  • The vote against CEO Vikram Pandit's pay package is more about Citi's performance than outrageous executive pay

  • Learn this from Steve Jobs' legacy, say the experts: Succession planning matters

  • Business schools are being forced to rapidly adapt their curriculum, course structure, and philosophy in reaction to the increasingly global nature of the business world. Schools of all kinds, ranging from elite private institutions to smaller public institutions, are weaving a global focus into their traditional studies in an effort to prepare students for success

  • A coalition of big corporations has lost a battle to nab a huge tax break

  • JPMorgan has had a reputation for managing its tentacles well -- until now. The bank's new snafu has reignited debate over what new rules are needed to limit risk at government-insured banks

  • There is a kind of wealth spreading that ought to meet the political litmus test of Republicans, Democrats and Independents. At a time of high unemployment, too many layoffs and too few new jobs, it is disheartening to see so many CEOs pay themselves salaries and benefits that would have shamed the super-rich in America's Gilded Age

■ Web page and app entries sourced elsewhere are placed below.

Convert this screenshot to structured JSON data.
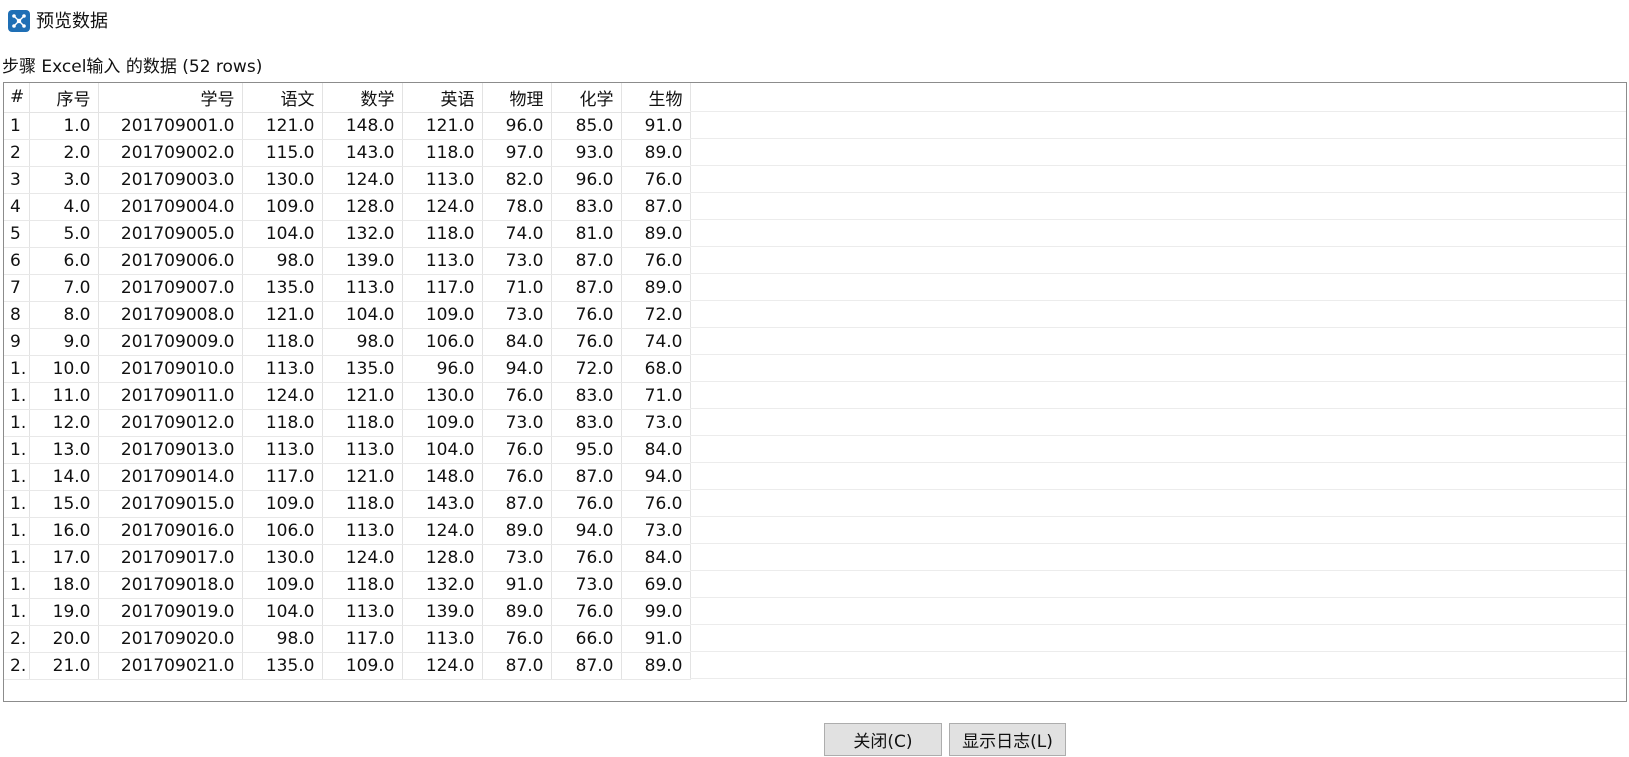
{
  "window": {
    "title": "预览数据",
    "icon": "kettle-spoon-icon",
    "accent_color": "#1f6fb5"
  },
  "caption": "步骤 Excel输入 的数据  (52 rows)",
  "table": {
    "columns": [
      "#",
      "序号",
      "学号",
      "语文",
      "数学",
      "英语",
      "物理",
      "化学",
      "生物"
    ],
    "rows": [
      [
        "1",
        "1.0",
        "201709001.0",
        "121.0",
        "148.0",
        "121.0",
        "96.0",
        "85.0",
        "91.0"
      ],
      [
        "2",
        "2.0",
        "201709002.0",
        "115.0",
        "143.0",
        "118.0",
        "97.0",
        "93.0",
        "89.0"
      ],
      [
        "3",
        "3.0",
        "201709003.0",
        "130.0",
        "124.0",
        "113.0",
        "82.0",
        "96.0",
        "76.0"
      ],
      [
        "4",
        "4.0",
        "201709004.0",
        "109.0",
        "128.0",
        "124.0",
        "78.0",
        "83.0",
        "87.0"
      ],
      [
        "5",
        "5.0",
        "201709005.0",
        "104.0",
        "132.0",
        "118.0",
        "74.0",
        "81.0",
        "89.0"
      ],
      [
        "6",
        "6.0",
        "201709006.0",
        "98.0",
        "139.0",
        "113.0",
        "73.0",
        "87.0",
        "76.0"
      ],
      [
        "7",
        "7.0",
        "201709007.0",
        "135.0",
        "113.0",
        "117.0",
        "71.0",
        "87.0",
        "89.0"
      ],
      [
        "8",
        "8.0",
        "201709008.0",
        "121.0",
        "104.0",
        "109.0",
        "73.0",
        "76.0",
        "72.0"
      ],
      [
        "9",
        "9.0",
        "201709009.0",
        "118.0",
        "98.0",
        "106.0",
        "84.0",
        "76.0",
        "74.0"
      ],
      [
        "1.",
        "10.0",
        "201709010.0",
        "113.0",
        "135.0",
        "96.0",
        "94.0",
        "72.0",
        "68.0"
      ],
      [
        "1.",
        "11.0",
        "201709011.0",
        "124.0",
        "121.0",
        "130.0",
        "76.0",
        "83.0",
        "71.0"
      ],
      [
        "1.",
        "12.0",
        "201709012.0",
        "118.0",
        "118.0",
        "109.0",
        "73.0",
        "83.0",
        "73.0"
      ],
      [
        "1.",
        "13.0",
        "201709013.0",
        "113.0",
        "113.0",
        "104.0",
        "76.0",
        "95.0",
        "84.0"
      ],
      [
        "1.",
        "14.0",
        "201709014.0",
        "117.0",
        "121.0",
        "148.0",
        "76.0",
        "87.0",
        "94.0"
      ],
      [
        "1.",
        "15.0",
        "201709015.0",
        "109.0",
        "118.0",
        "143.0",
        "87.0",
        "76.0",
        "76.0"
      ],
      [
        "1.",
        "16.0",
        "201709016.0",
        "106.0",
        "113.0",
        "124.0",
        "89.0",
        "94.0",
        "73.0"
      ],
      [
        "1.",
        "17.0",
        "201709017.0",
        "130.0",
        "124.0",
        "128.0",
        "73.0",
        "76.0",
        "84.0"
      ],
      [
        "1.",
        "18.0",
        "201709018.0",
        "109.0",
        "118.0",
        "132.0",
        "91.0",
        "73.0",
        "69.0"
      ],
      [
        "1.",
        "19.0",
        "201709019.0",
        "104.0",
        "113.0",
        "139.0",
        "89.0",
        "76.0",
        "99.0"
      ],
      [
        "2.",
        "20.0",
        "201709020.0",
        "98.0",
        "117.0",
        "113.0",
        "76.0",
        "66.0",
        "91.0"
      ],
      [
        "2.",
        "21.0",
        "201709021.0",
        "135.0",
        "109.0",
        "124.0",
        "87.0",
        "87.0",
        "89.0"
      ]
    ]
  },
  "buttons": {
    "close_label": "关闭(C)",
    "show_log_label": "显示日志(L)"
  }
}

  • These days, offices have become places of resentment, not camaraderie, of dissatisfaction, grumbling, muted anger. A new study shows that more than a third of Americans are hoping to leave their job and find a different one this year. A third? That same study shows their bosses think the employees are satisfied. That spells a disconnect

  • Are you looking for more balance in your life? Of course you are. Pick up your favorite popular magazine or turn on the TV and you'll learn how to create a balanced life. Before you sign up for the workshop or purchase the new book that promises to reveal the secrets of a balanced life, I'd like to let you in on the one dirty little secret they'll never reveal -- a balanced life is for losers

  • Recent surveys indicate that the Executive MBA degree is in demand among employers; students are applying in record levels; and salaries continue to climb rapidly despite past years' economic tumult

  • How did Steve Jobs create a globally loved brand and a religiously devoted following? By adhering to these six keys to success

  • Get your employees to limit their social media habit, and you'll see a boost in productivity. Expert Eric D. Darr shows you how

  • Most CEOs spend the latter years of their professional lives giving presentations in high-pressure board rooms for select groups of middle-aged power brokers, not in lecture halls filled with green but eager M.B.A. students. However, a few opt to trade in their corner office for office hours and venture into the world of higher education

  • Tiger Woods recently dropped out of golf's top 10 world rankings. His descent has shocked the golf world, but it shouldn't be a surprise to anyone. As much as we try to separate work from life, they are inextricably linked in powerful ways that we are just now realizing. If you have a job, or if you are responsible for managing or hiring employees, you need to understand the Tiger Effect